If there’s one mantra that you’ll hear from the real estate community, it’s that “Real Estate is local.” We don’t want you looking at what’s going on in California and Arizona and extrapolating that the same behavior is happening in your market. Because most likely, it’s not. Each market reacts differently based on the local economy, housing stock, demographics, and a host of other factors. Unfortunately, I believe there is another equally important phenomenon that occurs in real estate, but I don’t think it’s talked about much, and I believe it should be. It’s what I like to call “independent situations.” Technically, independent events.
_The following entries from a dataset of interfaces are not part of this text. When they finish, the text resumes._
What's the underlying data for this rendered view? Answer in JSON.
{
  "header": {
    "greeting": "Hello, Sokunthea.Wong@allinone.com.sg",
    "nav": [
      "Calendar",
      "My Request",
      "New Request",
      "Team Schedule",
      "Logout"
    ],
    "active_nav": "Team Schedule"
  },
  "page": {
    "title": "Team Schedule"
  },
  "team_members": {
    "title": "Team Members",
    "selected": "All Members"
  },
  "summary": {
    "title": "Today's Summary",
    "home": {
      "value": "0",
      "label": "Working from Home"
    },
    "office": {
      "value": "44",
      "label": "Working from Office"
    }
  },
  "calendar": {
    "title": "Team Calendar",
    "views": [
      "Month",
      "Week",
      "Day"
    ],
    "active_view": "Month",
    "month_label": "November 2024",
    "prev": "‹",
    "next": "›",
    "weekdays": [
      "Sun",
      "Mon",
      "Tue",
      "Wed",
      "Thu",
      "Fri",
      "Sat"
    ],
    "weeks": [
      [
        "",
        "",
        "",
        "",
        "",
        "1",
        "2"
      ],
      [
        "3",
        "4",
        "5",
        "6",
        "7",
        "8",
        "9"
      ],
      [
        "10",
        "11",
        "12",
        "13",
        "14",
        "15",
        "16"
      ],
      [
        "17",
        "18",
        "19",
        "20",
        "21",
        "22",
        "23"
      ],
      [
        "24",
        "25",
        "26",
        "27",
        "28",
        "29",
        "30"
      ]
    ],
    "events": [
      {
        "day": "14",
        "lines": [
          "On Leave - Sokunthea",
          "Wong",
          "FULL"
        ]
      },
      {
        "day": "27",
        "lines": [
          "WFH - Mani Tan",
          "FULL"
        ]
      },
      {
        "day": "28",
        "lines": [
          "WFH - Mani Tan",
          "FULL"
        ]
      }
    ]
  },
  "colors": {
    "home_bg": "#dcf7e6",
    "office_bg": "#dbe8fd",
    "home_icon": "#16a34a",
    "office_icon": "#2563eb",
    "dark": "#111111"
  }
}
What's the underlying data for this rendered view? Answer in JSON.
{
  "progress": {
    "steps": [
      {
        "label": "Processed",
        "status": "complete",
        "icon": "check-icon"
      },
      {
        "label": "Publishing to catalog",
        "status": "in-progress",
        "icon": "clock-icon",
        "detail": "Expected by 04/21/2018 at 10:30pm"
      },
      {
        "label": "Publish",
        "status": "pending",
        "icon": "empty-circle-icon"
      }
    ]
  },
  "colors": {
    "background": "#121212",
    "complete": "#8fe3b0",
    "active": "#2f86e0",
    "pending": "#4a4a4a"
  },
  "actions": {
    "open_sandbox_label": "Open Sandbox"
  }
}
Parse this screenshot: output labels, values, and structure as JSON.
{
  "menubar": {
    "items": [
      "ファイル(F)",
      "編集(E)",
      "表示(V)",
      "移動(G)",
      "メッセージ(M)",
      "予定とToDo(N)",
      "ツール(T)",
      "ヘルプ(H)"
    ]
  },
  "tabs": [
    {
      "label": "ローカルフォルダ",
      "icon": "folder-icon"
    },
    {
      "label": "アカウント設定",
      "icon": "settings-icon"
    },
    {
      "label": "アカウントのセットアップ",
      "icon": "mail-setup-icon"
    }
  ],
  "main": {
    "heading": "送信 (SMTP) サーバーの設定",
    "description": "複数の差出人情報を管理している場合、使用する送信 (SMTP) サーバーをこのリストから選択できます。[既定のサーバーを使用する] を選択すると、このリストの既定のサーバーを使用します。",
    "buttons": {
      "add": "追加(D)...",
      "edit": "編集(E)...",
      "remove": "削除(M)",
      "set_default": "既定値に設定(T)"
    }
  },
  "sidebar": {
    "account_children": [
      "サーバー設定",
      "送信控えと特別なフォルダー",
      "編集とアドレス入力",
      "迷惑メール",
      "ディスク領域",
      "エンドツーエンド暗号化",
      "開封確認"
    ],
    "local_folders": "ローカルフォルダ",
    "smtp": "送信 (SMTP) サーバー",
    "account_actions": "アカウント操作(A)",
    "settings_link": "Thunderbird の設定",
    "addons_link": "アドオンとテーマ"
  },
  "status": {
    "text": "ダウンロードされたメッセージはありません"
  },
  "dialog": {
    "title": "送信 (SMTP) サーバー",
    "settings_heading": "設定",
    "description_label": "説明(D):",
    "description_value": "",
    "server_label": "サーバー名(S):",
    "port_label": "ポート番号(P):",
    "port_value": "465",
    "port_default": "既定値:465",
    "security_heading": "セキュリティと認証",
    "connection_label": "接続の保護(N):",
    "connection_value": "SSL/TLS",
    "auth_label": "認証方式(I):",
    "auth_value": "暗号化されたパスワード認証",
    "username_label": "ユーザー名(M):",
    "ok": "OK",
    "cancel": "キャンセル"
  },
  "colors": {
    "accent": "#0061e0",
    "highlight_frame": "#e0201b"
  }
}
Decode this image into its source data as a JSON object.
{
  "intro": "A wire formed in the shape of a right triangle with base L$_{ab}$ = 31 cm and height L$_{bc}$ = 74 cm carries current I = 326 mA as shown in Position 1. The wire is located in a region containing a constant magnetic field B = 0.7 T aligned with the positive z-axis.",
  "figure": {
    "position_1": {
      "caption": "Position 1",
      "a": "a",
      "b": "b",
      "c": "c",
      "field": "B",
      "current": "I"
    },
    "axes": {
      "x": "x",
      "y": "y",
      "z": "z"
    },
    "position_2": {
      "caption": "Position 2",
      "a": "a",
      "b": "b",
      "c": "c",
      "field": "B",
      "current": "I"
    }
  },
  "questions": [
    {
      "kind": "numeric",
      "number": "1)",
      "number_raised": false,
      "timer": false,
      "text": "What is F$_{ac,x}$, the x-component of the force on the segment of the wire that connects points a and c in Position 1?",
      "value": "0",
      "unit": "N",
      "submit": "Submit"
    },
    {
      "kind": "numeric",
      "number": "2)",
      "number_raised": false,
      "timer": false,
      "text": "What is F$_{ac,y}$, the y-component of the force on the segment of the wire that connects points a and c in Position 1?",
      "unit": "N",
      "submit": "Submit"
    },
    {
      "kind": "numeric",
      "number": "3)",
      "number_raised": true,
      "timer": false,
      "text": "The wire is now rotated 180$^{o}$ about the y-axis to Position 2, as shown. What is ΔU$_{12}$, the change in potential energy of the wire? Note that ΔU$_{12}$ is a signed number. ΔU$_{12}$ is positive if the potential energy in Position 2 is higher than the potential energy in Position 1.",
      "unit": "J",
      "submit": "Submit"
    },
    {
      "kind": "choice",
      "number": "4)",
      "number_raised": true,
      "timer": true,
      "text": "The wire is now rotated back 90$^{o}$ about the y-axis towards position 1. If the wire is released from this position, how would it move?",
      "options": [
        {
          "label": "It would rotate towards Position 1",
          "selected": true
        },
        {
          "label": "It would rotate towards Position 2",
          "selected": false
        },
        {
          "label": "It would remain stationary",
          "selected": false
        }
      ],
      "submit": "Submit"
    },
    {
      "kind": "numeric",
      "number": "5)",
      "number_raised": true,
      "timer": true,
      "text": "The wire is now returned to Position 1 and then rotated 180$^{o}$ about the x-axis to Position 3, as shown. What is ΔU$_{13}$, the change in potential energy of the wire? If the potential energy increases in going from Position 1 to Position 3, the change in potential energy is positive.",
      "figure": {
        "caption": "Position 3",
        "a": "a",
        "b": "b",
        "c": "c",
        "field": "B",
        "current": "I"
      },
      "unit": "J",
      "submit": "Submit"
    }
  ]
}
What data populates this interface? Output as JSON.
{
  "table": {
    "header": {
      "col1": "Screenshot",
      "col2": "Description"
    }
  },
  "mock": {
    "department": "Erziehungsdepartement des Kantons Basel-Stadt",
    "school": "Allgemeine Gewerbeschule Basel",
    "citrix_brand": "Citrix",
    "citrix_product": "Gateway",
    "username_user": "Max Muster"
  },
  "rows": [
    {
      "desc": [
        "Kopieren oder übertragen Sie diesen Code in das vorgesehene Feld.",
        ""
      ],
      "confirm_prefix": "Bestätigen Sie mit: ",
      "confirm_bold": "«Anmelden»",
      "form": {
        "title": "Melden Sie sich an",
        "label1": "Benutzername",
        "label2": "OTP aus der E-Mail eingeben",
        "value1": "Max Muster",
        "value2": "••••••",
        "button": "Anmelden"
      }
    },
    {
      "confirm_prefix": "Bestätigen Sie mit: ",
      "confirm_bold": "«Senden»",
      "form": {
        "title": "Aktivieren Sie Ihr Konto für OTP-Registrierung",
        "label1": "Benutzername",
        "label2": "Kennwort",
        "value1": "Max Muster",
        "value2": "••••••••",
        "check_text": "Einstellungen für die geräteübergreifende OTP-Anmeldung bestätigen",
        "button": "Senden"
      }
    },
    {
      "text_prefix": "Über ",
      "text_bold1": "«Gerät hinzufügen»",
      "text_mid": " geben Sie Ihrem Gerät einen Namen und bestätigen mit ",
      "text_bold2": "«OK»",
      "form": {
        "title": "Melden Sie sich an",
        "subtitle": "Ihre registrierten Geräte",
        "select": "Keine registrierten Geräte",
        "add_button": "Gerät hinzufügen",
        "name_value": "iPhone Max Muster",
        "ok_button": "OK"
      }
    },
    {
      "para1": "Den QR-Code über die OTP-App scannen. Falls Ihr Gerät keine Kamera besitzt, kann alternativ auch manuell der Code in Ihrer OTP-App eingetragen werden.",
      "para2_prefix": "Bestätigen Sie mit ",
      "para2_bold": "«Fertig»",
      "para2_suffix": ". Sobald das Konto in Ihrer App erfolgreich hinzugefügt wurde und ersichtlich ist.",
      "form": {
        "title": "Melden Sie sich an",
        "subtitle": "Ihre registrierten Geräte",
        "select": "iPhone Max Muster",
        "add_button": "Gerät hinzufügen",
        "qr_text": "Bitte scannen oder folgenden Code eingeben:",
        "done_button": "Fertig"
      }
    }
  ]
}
What exactly are independent situations? Well, independent situations in real estate are exemplified when, during the same week and in the same town, I have a buyer sign a purchase contract on a property for 88% of the list price and another buyer get into a multiple offer situation. It really makes people scratch their heads.
Another example. You hear your co-worker bragging about a super deal that they got on a property and you’re wondering why the sellers you’re dealing with just aren’t giving in on their price. It could be because the sellers your co-worker was negotiating with had their house for sale for a year and a half. You’re putting offers in on newly listed properties and trying a low ball strategy.
I like to advise my buyers that putting an offer in on any property is going to be an independent event. How these specific sellers react will be different than another seller on a different house. No two situations will be the same. So if they’re hearing real estate stories from friends, family, and co-workers, they need to realize that those were independent occurrences as well.
As a buyer, just focus on the property you’re interested in. Block out all of the examples about “fabulous deals” you’ve heard about from outside parties. Look at the relevant information related to that specific property; days on market, other competing homes in the price point, condition, location, etc. Listen to your agent’s advice, given the data provided and the other houses you’ve seen. And just realize, if this property doesn’t work out, there’s another one out there and it will be a different scenario than this one.